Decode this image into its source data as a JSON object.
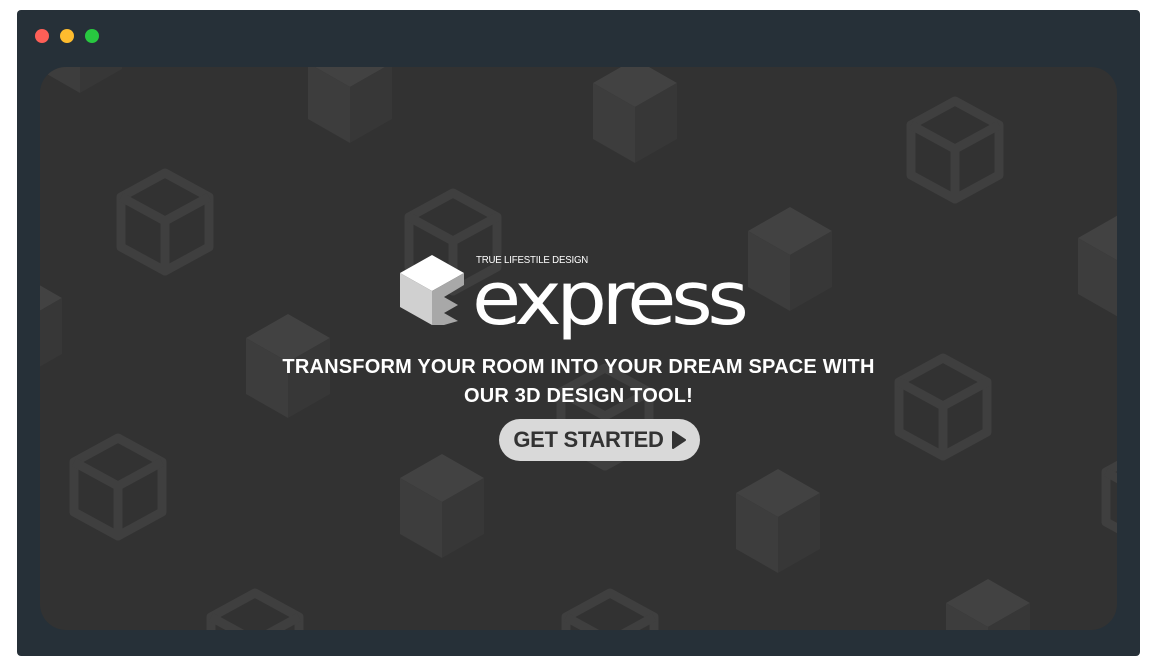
{
  "window": {
    "controls": [
      {
        "name": "close",
        "color": "#fe5f57"
      },
      {
        "name": "minimize",
        "color": "#febc2e"
      },
      {
        "name": "maximize",
        "color": "#28c840"
      }
    ],
    "frame_color": "#263038"
  },
  "hero": {
    "background_color": "#323232",
    "pattern_icon": "cube-icon",
    "logo": {
      "tagline": "TRUE LIFESTILE DESIGN",
      "wordmark": "express",
      "mark_icon": "isometric-cube-logo-icon"
    },
    "headline_line1": "TRANSFORM YOUR ROOM INTO YOUR DREAM SPACE WITH",
    "headline_line2": "OUR 3D DESIGN TOOL!",
    "cta": {
      "label": "GET STARTED",
      "icon": "play-triangle-icon",
      "background": "#d9d9d9",
      "text_color": "#333333"
    }
  }
}
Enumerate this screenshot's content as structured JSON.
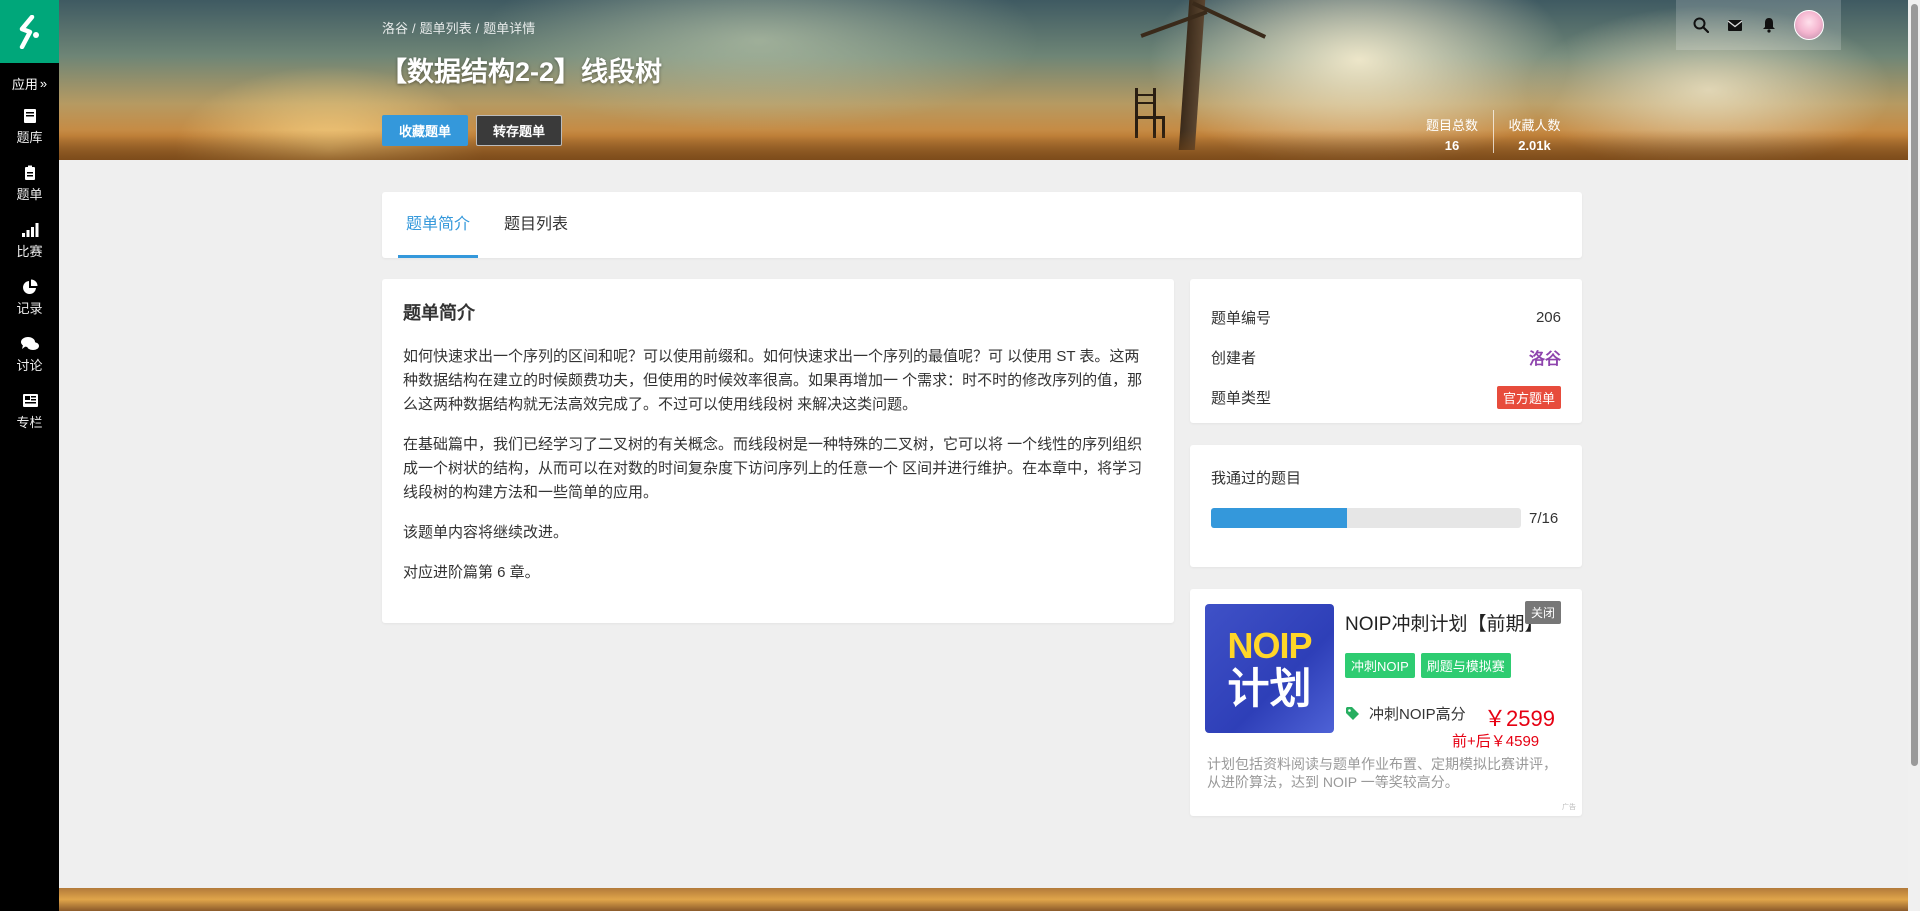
{
  "sidebar": {
    "app_label": "应用",
    "items": [
      {
        "label": "题库",
        "icon": "book-icon"
      },
      {
        "label": "题单",
        "icon": "clipboard-icon"
      },
      {
        "label": "比赛",
        "icon": "signal-bars-icon"
      },
      {
        "label": "记录",
        "icon": "pie-chart-icon"
      },
      {
        "label": "讨论",
        "icon": "chat-bubbles-icon"
      },
      {
        "label": "专栏",
        "icon": "news-icon"
      }
    ]
  },
  "header": {
    "breadcrumb": [
      "洛谷",
      "题单列表",
      "题单详情"
    ],
    "title": "【数据结构2-2】线段树",
    "fav_button": "收藏题单",
    "save_button": "转存题单",
    "stats": [
      {
        "label": "题目总数",
        "value": "16"
      },
      {
        "label": "收藏人数",
        "value": "2.01k"
      }
    ]
  },
  "tabs": [
    {
      "label": "题单简介",
      "active": true
    },
    {
      "label": "题目列表",
      "active": false
    }
  ],
  "intro": {
    "heading": "题单简介",
    "paragraphs": [
      "如何快速求出一个序列的区间和呢？可以使用前缀和。如何快速求出一个序列的最值呢？可 以使用 ST 表。这两种数据结构在建立的时候颇费功夫，但使用的时候效率很高。如果再增加一 个需求：时不时的修改序列的值，那么这两种数据结构就无法高效完成了。不过可以使用线段树 来解决这类问题。",
      "在基础篇中，我们已经学习了二叉树的有关概念。而线段树是一种特殊的二叉树，它可以将 一个线性的序列组织成一个树状的结构，从而可以在对数的时间复杂度下访问序列上的任意一个 区间并进行维护。在本章中，将学习线段树的构建方法和一些简单的应用。",
      "该题单内容将继续改进。",
      "对应进阶篇第 6 章。"
    ]
  },
  "info": {
    "rows": [
      {
        "label": "题单编号",
        "value": "206"
      },
      {
        "label": "创建者",
        "value": "洛谷"
      },
      {
        "label": "题单类型",
        "value": "官方题单"
      }
    ]
  },
  "progress": {
    "title": "我通过的题目",
    "done": 7,
    "total": 16,
    "text": "7/16",
    "fraction": 0.4375
  },
  "ad": {
    "image_text_1": "NOIP",
    "image_text_2": "计划",
    "title": "NOIP冲刺计划【前期】",
    "close": "关闭",
    "tags": [
      "冲刺NOIP",
      "刷题与模拟赛"
    ],
    "price_label": "冲刺NOIP高分",
    "price": "￥2599",
    "price_sub": "前+后￥4599",
    "description": "计划包括资料阅读与题单作业布置、定期模拟比赛讲评，从进阶算法，达到 NOIP 一等奖较高分。",
    "mark": "广告"
  },
  "colors": {
    "accent": "#3498db",
    "brand": "#00a77a",
    "creator": "#8e44ad",
    "official_badge": "#e74c3c",
    "tag_green": "#2ecc71",
    "price_red": "#e60012"
  }
}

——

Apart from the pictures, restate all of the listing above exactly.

Decode this image into its source data as a JSON object.
{
  "window": {
    "controls": [
      {
        "name": "close",
        "color": "#fe5f57"
      },
      {
        "name": "minimize",
        "color": "#febc2e"
      },
      {
        "name": "maximize",
        "color": "#28c840"
      }
    ],
    "frame_color": "#263038"
  },
  "hero": {
    "background_color": "#323232",
    "pattern_icon": "cube-icon",
    "logo": {
      "tagline": "TRUE LIFESTILE DESIGN",
      "wordmark": "express",
      "mark_icon": "isometric-cube-logo-icon"
    },
    "headline_line1": "TRANSFORM YOUR ROOM INTO YOUR DREAM SPACE WITH",
    "headline_line2": "OUR 3D DESIGN TOOL!",
    "cta": {
      "label": "GET STARTED",
      "icon": "play-triangle-icon",
      "background": "#d9d9d9",
      "text_color": "#333333"
    }
  }
}
Enumerate this screenshot's content as structured JSON.
{
  "sidebar": {
    "app_label": "应用",
    "items": [
      {
        "label": "题库",
        "icon": "book-icon"
      },
      {
        "label": "题单",
        "icon": "clipboard-icon"
      },
      {
        "label": "比赛",
        "icon": "signal-bars-icon"
      },
      {
        "label": "记录",
        "icon": "pie-chart-icon"
      },
      {
        "label": "讨论",
        "icon": "chat-bubbles-icon"
      },
      {
        "label": "专栏",
        "icon": "news-icon"
      }
    ]
  },
  "header": {
    "breadcrumb": [
      "洛谷",
      "题单列表",
      "题单详情"
    ],
    "title": "【数据结构2-2】线段树",
    "fav_button": "收藏题单",
    "save_button": "转存题单",
    "stats": [
      {
        "label": "题目总数",
        "value": "16"
      },
      {
        "label": "收藏人数",
        "value": "2.01k"
      }
    ]
  },
  "tabs": [
    {
      "label": "题单简介",
      "active": true
    },
    {
      "label": "题目列表",
      "active": false
    }
  ],
  "intro": {
    "heading": "题单简介",
    "paragraphs": [
      "如何快速求出一个序列的区间和呢？可以使用前缀和。如何快速求出一个序列的最值呢？可 以使用 ST 表。这两种数据结构在建立的时候颇费功夫，但使用的时候效率很高。如果再增加一 个需求：时不时的修改序列的值，那么这两种数据结构就无法高效完成了。不过可以使用线段树 来解决这类问题。",
      "在基础篇中，我们已经学习了二叉树的有关概念。而线段树是一种特殊的二叉树，它可以将 一个线性的序列组织成一个树状的结构，从而可以在对数的时间复杂度下访问序列上的任意一个 区间并进行维护。在本章中，将学习线段树的构建方法和一些简单的应用。",
      "该题单内容将继续改进。",
      "对应进阶篇第 6 章。"
    ]
  },
  "info": {
    "rows": [
      {
        "label": "题单编号",
        "value": "206"
      },
      {
        "label": "创建者",
        "value": "洛谷"
      },
      {
        "label": "题单类型",
        "value": "官方题单"
      }
    ]
  },
  "progress": {
    "title": "我通过的题目",
    "done": 7,
    "total": 16,
    "text": "7/16",
    "fraction": 0.4375
  },
  "ad": {
    "image_text_1": "NOIP",
    "image_text_2": "计划",
    "title": "NOIP冲刺计划【前期】",
    "close": "关闭",
    "tags": [
      "冲刺NOIP",
      "刷题与模拟赛"
    ],
    "price_label": "冲刺NOIP高分",
    "price": "￥2599",
    "price_sub": "前+后￥4599",
    "description": "计划包括资料阅读与题单作业布置、定期模拟比赛讲评，从进阶算法，达到 NOIP 一等奖较高分。",
    "mark": "广告"
  },
  "colors": {
    "accent": "#3498db",
    "brand": "#00a77a",
    "creator": "#8e44ad",
    "official_badge": "#e74c3c",
    "tag_green": "#2ecc71",
    "price_red": "#e60012"
  }
}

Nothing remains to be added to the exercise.